» PROBLEM TO SOLVE:
What is the number of lines in the entries that contain the word "subtitle"? Answer with that figure alone.

» AVAILABLE DATA:
BEGIN

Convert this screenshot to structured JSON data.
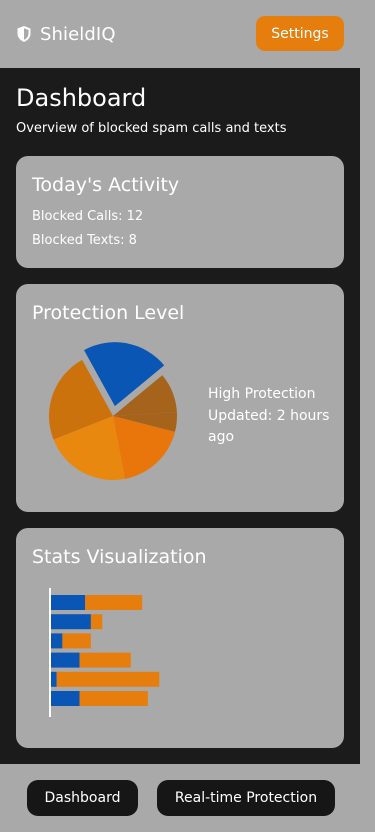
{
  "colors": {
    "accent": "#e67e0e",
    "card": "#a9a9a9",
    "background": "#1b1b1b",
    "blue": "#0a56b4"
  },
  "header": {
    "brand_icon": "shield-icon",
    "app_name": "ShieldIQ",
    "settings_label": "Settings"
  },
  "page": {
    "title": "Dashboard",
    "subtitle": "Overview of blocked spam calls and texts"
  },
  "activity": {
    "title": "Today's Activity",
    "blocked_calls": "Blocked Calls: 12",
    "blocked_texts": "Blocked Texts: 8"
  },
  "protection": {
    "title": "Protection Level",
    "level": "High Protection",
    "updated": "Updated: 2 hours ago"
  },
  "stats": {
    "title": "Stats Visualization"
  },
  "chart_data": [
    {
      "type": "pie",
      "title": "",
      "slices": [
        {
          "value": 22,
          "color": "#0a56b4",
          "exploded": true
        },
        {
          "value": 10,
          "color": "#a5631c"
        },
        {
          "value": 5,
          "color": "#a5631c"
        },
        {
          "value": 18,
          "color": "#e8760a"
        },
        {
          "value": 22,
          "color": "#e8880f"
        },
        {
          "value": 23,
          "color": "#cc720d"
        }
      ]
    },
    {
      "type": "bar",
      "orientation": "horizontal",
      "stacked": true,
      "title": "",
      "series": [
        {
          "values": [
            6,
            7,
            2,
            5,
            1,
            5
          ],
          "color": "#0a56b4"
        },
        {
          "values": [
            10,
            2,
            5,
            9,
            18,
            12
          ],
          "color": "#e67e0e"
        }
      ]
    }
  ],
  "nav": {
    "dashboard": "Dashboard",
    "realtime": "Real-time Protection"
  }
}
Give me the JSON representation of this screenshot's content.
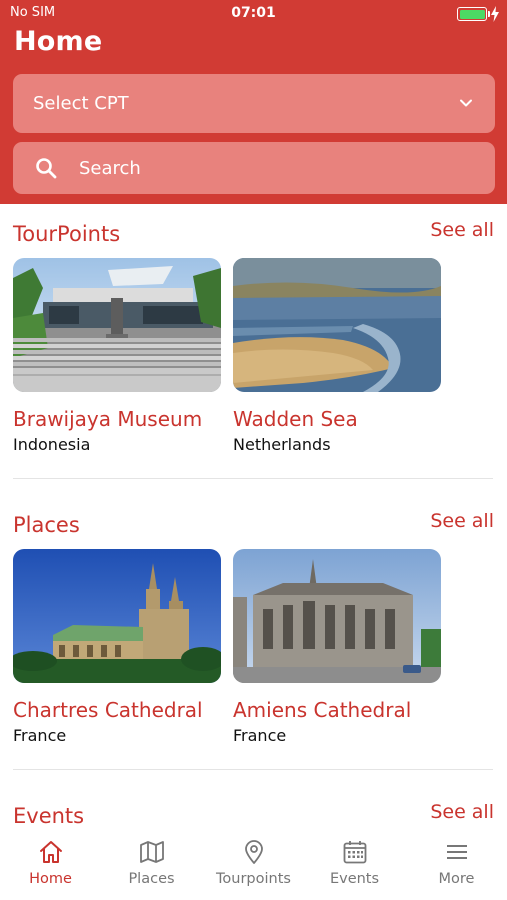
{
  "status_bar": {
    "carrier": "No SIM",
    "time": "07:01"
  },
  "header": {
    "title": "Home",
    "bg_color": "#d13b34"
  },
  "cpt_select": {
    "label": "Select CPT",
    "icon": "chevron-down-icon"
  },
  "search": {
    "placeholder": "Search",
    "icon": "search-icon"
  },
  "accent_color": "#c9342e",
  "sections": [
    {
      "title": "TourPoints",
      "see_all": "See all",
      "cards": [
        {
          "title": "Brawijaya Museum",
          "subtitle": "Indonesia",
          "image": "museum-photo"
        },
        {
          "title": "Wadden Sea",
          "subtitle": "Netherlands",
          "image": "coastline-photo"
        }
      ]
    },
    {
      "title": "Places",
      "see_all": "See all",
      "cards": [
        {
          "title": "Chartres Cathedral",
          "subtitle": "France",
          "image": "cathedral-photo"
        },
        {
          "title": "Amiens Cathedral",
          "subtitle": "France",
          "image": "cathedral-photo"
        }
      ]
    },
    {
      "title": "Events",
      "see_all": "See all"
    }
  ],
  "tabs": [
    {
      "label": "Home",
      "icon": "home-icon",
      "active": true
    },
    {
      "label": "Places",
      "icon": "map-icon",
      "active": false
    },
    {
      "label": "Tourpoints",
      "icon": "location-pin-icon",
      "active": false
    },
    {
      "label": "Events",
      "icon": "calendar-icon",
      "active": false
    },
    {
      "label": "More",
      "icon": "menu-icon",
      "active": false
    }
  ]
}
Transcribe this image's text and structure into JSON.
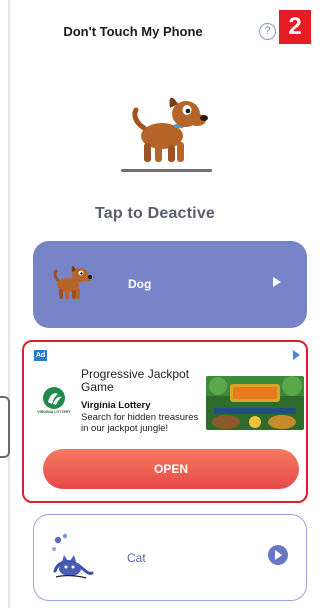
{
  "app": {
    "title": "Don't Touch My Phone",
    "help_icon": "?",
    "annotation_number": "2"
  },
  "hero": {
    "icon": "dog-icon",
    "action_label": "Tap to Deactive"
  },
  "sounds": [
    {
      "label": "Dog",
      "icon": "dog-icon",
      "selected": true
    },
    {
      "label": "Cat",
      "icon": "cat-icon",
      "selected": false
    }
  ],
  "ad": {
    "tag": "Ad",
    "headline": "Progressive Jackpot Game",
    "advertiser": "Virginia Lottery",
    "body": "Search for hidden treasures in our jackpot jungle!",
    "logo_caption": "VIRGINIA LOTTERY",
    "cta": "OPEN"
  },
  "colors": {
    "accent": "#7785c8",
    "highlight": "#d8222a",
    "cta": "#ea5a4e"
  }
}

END

» RESPONSE BELOW:
5